## Goal of the exercise
Report the count of lines in the entries below that contain "JSON", and leave out everything else.

## Available records

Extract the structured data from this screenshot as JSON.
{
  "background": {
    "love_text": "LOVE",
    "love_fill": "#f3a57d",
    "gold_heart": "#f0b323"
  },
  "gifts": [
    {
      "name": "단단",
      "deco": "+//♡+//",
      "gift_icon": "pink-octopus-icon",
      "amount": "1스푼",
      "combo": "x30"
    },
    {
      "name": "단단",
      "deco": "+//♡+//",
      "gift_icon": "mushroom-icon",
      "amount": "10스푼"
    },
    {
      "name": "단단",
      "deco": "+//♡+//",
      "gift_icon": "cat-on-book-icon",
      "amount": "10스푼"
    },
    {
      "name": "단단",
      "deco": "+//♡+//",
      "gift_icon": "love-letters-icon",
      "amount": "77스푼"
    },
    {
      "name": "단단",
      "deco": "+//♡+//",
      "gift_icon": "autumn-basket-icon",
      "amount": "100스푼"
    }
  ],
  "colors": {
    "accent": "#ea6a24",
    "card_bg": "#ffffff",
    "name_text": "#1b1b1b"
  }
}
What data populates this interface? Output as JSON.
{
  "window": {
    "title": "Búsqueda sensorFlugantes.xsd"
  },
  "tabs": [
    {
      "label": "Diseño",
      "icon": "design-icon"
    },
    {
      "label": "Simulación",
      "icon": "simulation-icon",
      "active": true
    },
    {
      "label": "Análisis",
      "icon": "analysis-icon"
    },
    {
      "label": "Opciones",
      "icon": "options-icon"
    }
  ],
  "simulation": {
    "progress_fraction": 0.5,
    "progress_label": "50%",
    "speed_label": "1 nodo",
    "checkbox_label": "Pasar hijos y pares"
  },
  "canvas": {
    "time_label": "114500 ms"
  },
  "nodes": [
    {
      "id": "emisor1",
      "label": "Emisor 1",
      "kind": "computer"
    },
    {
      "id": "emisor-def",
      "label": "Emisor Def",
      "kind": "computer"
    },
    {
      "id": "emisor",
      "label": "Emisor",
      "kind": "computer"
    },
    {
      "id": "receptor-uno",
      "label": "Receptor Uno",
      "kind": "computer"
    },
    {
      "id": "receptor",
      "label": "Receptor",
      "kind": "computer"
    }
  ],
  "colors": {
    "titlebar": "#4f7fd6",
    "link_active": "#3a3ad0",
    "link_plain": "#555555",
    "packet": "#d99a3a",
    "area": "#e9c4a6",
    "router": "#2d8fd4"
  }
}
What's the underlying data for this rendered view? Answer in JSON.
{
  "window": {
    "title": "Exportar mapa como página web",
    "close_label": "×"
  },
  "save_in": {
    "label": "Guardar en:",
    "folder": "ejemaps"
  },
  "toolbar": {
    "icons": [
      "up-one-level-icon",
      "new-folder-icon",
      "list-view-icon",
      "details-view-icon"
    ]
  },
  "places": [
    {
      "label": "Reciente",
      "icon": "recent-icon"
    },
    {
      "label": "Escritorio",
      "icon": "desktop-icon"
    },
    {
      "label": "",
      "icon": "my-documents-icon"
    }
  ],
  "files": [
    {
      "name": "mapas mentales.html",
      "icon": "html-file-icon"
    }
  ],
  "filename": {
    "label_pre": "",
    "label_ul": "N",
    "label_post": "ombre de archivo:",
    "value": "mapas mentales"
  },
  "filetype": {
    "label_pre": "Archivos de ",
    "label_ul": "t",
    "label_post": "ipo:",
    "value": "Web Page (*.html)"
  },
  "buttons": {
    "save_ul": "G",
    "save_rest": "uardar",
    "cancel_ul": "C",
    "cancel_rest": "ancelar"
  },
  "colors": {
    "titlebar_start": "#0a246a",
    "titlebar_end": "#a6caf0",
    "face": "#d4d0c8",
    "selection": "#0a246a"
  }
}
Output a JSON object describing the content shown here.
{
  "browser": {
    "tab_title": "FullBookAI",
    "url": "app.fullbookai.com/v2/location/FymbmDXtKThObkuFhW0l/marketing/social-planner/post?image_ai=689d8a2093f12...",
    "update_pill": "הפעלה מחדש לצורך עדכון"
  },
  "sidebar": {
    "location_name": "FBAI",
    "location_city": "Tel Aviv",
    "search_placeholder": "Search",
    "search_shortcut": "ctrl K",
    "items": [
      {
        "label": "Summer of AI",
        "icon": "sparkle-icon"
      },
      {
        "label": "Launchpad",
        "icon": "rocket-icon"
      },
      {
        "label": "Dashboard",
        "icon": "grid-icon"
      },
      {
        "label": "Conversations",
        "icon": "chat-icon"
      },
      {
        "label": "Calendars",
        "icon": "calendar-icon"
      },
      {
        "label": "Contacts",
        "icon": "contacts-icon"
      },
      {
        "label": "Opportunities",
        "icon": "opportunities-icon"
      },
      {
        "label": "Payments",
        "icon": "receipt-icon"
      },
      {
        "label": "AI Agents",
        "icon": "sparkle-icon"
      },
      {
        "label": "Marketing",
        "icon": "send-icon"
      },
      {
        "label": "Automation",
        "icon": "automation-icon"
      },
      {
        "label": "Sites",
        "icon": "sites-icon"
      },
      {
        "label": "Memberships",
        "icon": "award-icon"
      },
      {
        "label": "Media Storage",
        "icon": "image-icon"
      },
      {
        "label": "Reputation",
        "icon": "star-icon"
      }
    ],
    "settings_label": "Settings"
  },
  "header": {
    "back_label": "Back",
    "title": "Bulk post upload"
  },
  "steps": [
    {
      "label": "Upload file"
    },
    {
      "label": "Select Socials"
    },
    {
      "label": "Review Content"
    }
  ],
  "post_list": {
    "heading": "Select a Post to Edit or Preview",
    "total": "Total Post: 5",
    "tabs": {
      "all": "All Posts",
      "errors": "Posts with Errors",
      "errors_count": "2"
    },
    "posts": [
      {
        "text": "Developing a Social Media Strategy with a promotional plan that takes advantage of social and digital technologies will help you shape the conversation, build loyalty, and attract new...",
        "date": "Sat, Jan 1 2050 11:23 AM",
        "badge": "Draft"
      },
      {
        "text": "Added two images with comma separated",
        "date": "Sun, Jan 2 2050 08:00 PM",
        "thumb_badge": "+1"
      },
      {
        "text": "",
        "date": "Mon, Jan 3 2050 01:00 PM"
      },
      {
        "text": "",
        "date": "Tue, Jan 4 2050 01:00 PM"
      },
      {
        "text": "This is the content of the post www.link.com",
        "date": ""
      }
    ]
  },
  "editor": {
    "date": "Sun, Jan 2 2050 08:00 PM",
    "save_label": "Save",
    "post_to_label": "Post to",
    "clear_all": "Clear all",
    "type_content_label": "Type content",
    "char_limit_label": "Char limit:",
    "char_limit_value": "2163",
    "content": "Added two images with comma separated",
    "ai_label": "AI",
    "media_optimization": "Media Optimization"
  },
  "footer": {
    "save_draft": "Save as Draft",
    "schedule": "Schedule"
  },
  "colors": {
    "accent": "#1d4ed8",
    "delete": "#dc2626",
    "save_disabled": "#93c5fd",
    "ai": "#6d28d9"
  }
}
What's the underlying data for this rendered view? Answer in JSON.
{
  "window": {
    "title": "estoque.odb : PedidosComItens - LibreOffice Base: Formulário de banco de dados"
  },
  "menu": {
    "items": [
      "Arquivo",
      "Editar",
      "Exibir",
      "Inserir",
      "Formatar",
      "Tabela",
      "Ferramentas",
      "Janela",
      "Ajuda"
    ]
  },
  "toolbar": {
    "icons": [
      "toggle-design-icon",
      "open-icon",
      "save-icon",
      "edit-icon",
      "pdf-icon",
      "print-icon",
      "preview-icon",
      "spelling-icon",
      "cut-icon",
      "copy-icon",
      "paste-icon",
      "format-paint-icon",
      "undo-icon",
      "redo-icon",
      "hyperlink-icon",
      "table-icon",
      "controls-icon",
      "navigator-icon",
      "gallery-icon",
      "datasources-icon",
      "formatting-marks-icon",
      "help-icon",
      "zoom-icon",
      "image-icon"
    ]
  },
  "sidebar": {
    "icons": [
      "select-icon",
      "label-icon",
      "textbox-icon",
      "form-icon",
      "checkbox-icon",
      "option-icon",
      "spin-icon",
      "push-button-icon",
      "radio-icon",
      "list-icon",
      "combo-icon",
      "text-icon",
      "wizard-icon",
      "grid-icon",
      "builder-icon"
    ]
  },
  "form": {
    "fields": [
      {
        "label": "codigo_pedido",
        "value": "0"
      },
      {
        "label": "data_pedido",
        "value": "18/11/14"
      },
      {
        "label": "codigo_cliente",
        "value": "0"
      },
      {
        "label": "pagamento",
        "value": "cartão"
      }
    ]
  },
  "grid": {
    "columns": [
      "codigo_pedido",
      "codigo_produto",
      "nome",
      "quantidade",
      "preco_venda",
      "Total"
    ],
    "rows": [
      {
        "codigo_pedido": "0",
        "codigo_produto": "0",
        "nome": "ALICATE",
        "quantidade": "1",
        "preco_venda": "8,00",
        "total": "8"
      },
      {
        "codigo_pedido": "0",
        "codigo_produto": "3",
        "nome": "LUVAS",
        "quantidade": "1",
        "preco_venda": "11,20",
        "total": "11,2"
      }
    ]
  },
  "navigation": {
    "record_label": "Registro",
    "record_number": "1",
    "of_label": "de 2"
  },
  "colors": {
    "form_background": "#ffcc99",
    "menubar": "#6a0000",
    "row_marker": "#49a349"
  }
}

## The answer
5